Amid a world containing complex financial structures, contracts and lending vehicles, one would think that building a bond that adheres to Sharia Law would derive from an intricate financial innovation of sorts. As it turns out and as the Financial Times describes, ijara is a simple sale-and-leaseback structure. The 'precious metal middleman' format leaves London well positioned and it is no doubt that business will grow over the coming years.
But will London become a prime hub for this sort of financing or will the City give way to an emerging hub of the east? Will we see larger institutions take a lead here or will added scrutiny in the structures leave smaller, local institutions better positioned? Sharia scholars have voiced concerns and lenders and borrowers alike may be walking a fine line when faced with traditionalists. Will the next generation of borrowers and lenders reflect back on sharia as a former "obstacle" or will this moral hybrid remain the standard?
Feel free to answer any of the questions I've outlined or contribute your experiences when it comes to Islamic finance. For those who have lived in a country where Sharia Law is practiced, how would you analyze public opinion on the matter?
Be sure to check out this great Financial Times article on Islamic Finance:

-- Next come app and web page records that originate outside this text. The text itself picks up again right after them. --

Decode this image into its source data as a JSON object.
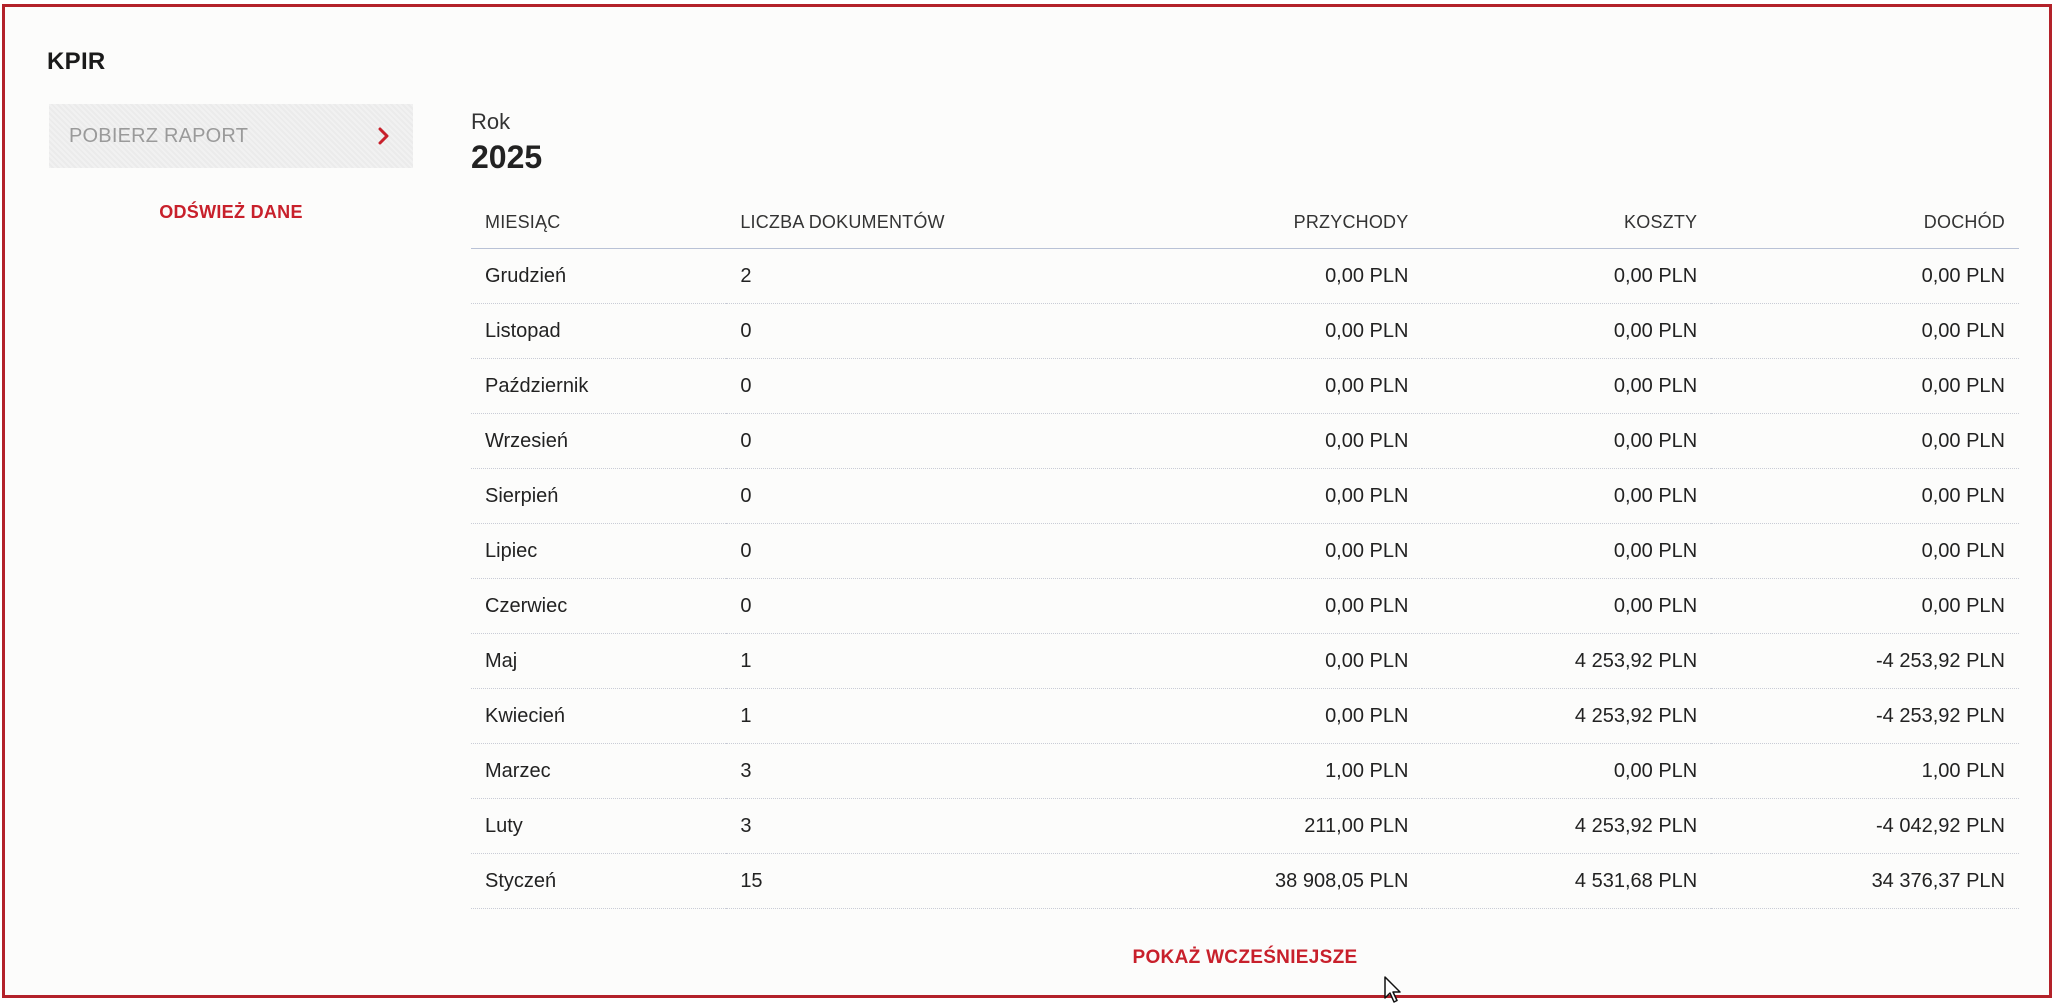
{
  "app": {
    "title": "KPIR"
  },
  "sidebar": {
    "report_button_label": "POBIERZ RAPORT",
    "refresh_label": "ODŚWIEŻ DANE"
  },
  "main": {
    "year_label": "Rok",
    "year_value": "2025",
    "show_more_label": "POKAŻ WCZEŚNIEJSZE"
  },
  "table": {
    "headers": {
      "month": "MIESIĄC",
      "documents": "LICZBA DOKUMENTÓW",
      "revenue": "PRZYCHODY",
      "costs": "KOSZTY",
      "income": "DOCHÓD"
    },
    "rows": [
      {
        "month": "Grudzień",
        "documents": "2",
        "revenue": "0,00 PLN",
        "costs": "0,00 PLN",
        "income": "0,00 PLN"
      },
      {
        "month": "Listopad",
        "documents": "0",
        "revenue": "0,00 PLN",
        "costs": "0,00 PLN",
        "income": "0,00 PLN"
      },
      {
        "month": "Październik",
        "documents": "0",
        "revenue": "0,00 PLN",
        "costs": "0,00 PLN",
        "income": "0,00 PLN"
      },
      {
        "month": "Wrzesień",
        "documents": "0",
        "revenue": "0,00 PLN",
        "costs": "0,00 PLN",
        "income": "0,00 PLN"
      },
      {
        "month": "Sierpień",
        "documents": "0",
        "revenue": "0,00 PLN",
        "costs": "0,00 PLN",
        "income": "0,00 PLN"
      },
      {
        "month": "Lipiec",
        "documents": "0",
        "revenue": "0,00 PLN",
        "costs": "0,00 PLN",
        "income": "0,00 PLN"
      },
      {
        "month": "Czerwiec",
        "documents": "0",
        "revenue": "0,00 PLN",
        "costs": "0,00 PLN",
        "income": "0,00 PLN"
      },
      {
        "month": "Maj",
        "documents": "1",
        "revenue": "0,00 PLN",
        "costs": "4 253,92 PLN",
        "income": "-4 253,92 PLN"
      },
      {
        "month": "Kwiecień",
        "documents": "1",
        "revenue": "0,00 PLN",
        "costs": "4 253,92 PLN",
        "income": "-4 253,92 PLN"
      },
      {
        "month": "Marzec",
        "documents": "3",
        "revenue": "1,00 PLN",
        "costs": "0,00 PLN",
        "income": "1,00 PLN"
      },
      {
        "month": "Luty",
        "documents": "3",
        "revenue": "211,00 PLN",
        "costs": "4 253,92 PLN",
        "income": "-4 042,92 PLN"
      },
      {
        "month": "Styczeń",
        "documents": "15",
        "revenue": "38 908,05 PLN",
        "costs": "4 531,68 PLN",
        "income": "34 376,37 PLN"
      }
    ]
  },
  "colors": {
    "accent": "#c8202b",
    "frame_border": "#b3222a"
  },
  "icons": {
    "report_chevron": "chevron-right-icon",
    "cursor": "mouse-pointer-icon"
  }
}
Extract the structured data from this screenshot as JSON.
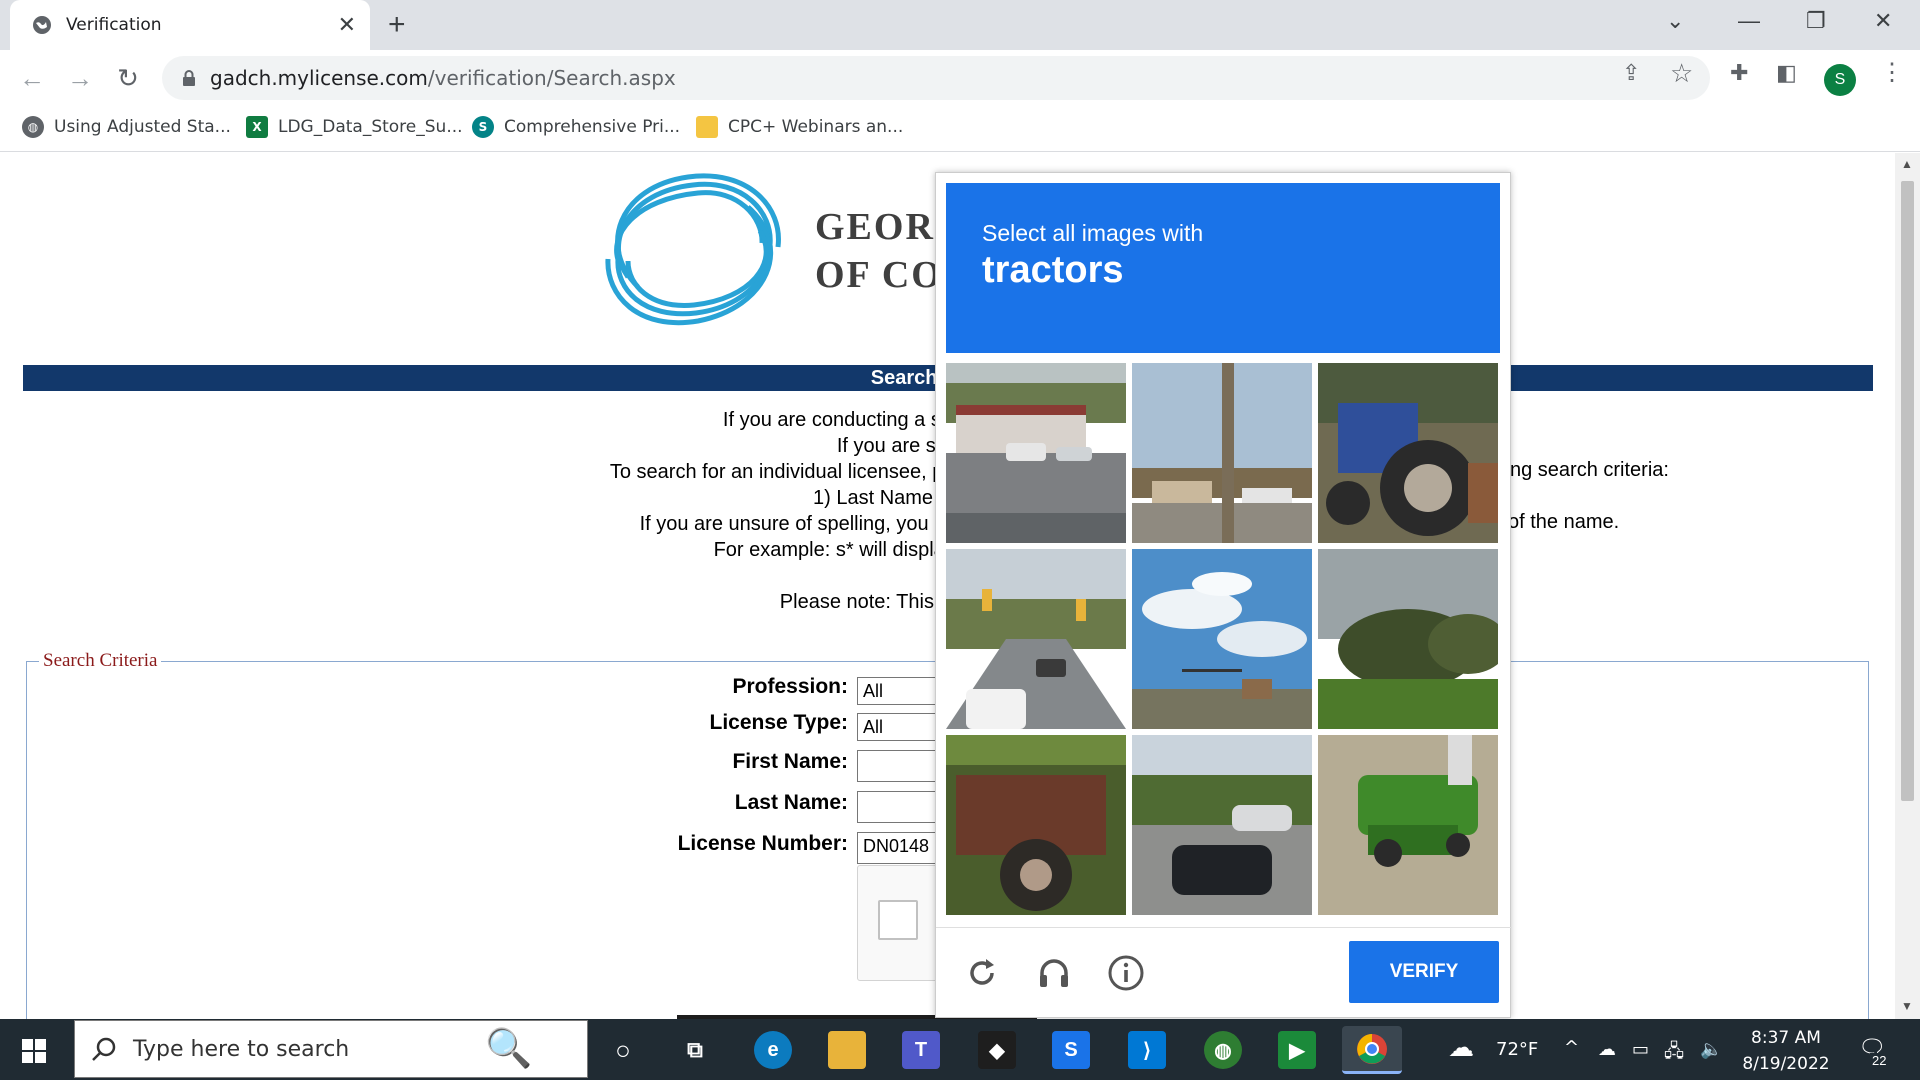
{
  "browser": {
    "tab_title": "Verification",
    "url_host": "gadch.mylicense.com",
    "url_path": "/verification/Search.aspx",
    "profile_initial": "S",
    "bookmarks": [
      {
        "label": "Using Adjusted Sta...",
        "icon": "globe-icon"
      },
      {
        "label": "LDG_Data_Store_Su...",
        "icon": "excel-icon"
      },
      {
        "label": "Comprehensive Pri...",
        "icon": "sharepoint-icon"
      },
      {
        "label": "CPC+ Webinars an...",
        "icon": "folder-icon"
      }
    ]
  },
  "page": {
    "org_name_line1": "GEOR",
    "org_name_line2": "OF CO",
    "banner_title": "Search for a Pro",
    "intro_lines": [
      "If you are conducting a search for an individual lice",
      "If you are searching for a",
      "To search for an individual licensee, please select a specific profession or \"A",
      "1) Last Name 2) Last Name ar",
      "If you are unsure of spelling, you may perform a wildcard search by pl",
      "For example: s* will display all names starting with 's'",
      "",
      "Please note: This web site is intended"
    ],
    "intro_right_1": "ng search criteria:",
    "intro_right_2": "of the name.",
    "fieldset_legend": "Search Criteria",
    "form": {
      "profession_label": "Profession:",
      "profession_value": "All",
      "license_type_label": "License Type:",
      "license_type_value": "All",
      "first_name_label": "First Name:",
      "first_name_value": "",
      "last_name_label": "Last Name:",
      "last_name_value": "",
      "license_number_label": "License Number:",
      "license_number_value": "DN0148"
    }
  },
  "challenge": {
    "instruction": "Select all images with",
    "target": "tractors",
    "verify_label": "VERIFY",
    "tiles": [
      "storefront-street",
      "utility-pole-lot",
      "blue-tractor",
      "busy-road",
      "sky-intersection",
      "trees-field",
      "rusty-machine",
      "parked-cars",
      "green-mower"
    ]
  },
  "taskbar": {
    "search_placeholder": "Type here to search",
    "weather": "72°F",
    "time": "8:37 AM",
    "date": "8/19/2022",
    "notification_count": "22"
  },
  "colors": {
    "accent_blue": "#1a73e8",
    "banner_navy": "#12386b",
    "legend_red": "#8b1a1a",
    "logo_cyan": "#29a3d6"
  }
}
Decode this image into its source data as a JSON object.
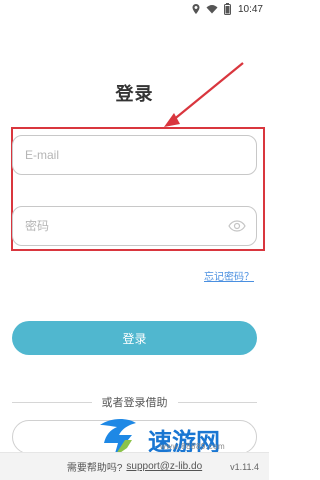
{
  "status_bar": {
    "time": "10:47",
    "icons": [
      "location-icon",
      "wifi-icon",
      "battery-icon"
    ]
  },
  "login": {
    "title": "登录",
    "email_placeholder": "E-mail",
    "password_placeholder": "密码",
    "forgot_password": "忘记密码？",
    "login_button": "登录",
    "or_login_with": "或者登录借助"
  },
  "footer": {
    "help_text": "需要帮助吗?",
    "support_email": "support@z-lib.do",
    "version": "v1.11.4"
  },
  "watermark": {
    "brand": "速游网",
    "site": "www.88889.com"
  },
  "annotations": {
    "highlight_color": "#d9363e",
    "arrow_color": "#d9363e"
  },
  "theme": {
    "primary_button": "#50b7cf",
    "link": "#4a8fe0"
  }
}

Islamic finance: By the book http://www.ft.com/intl/cms/s/0/d7976706-d793-11e3-80e0-00144feabdc0.html
(Graph: The Economist)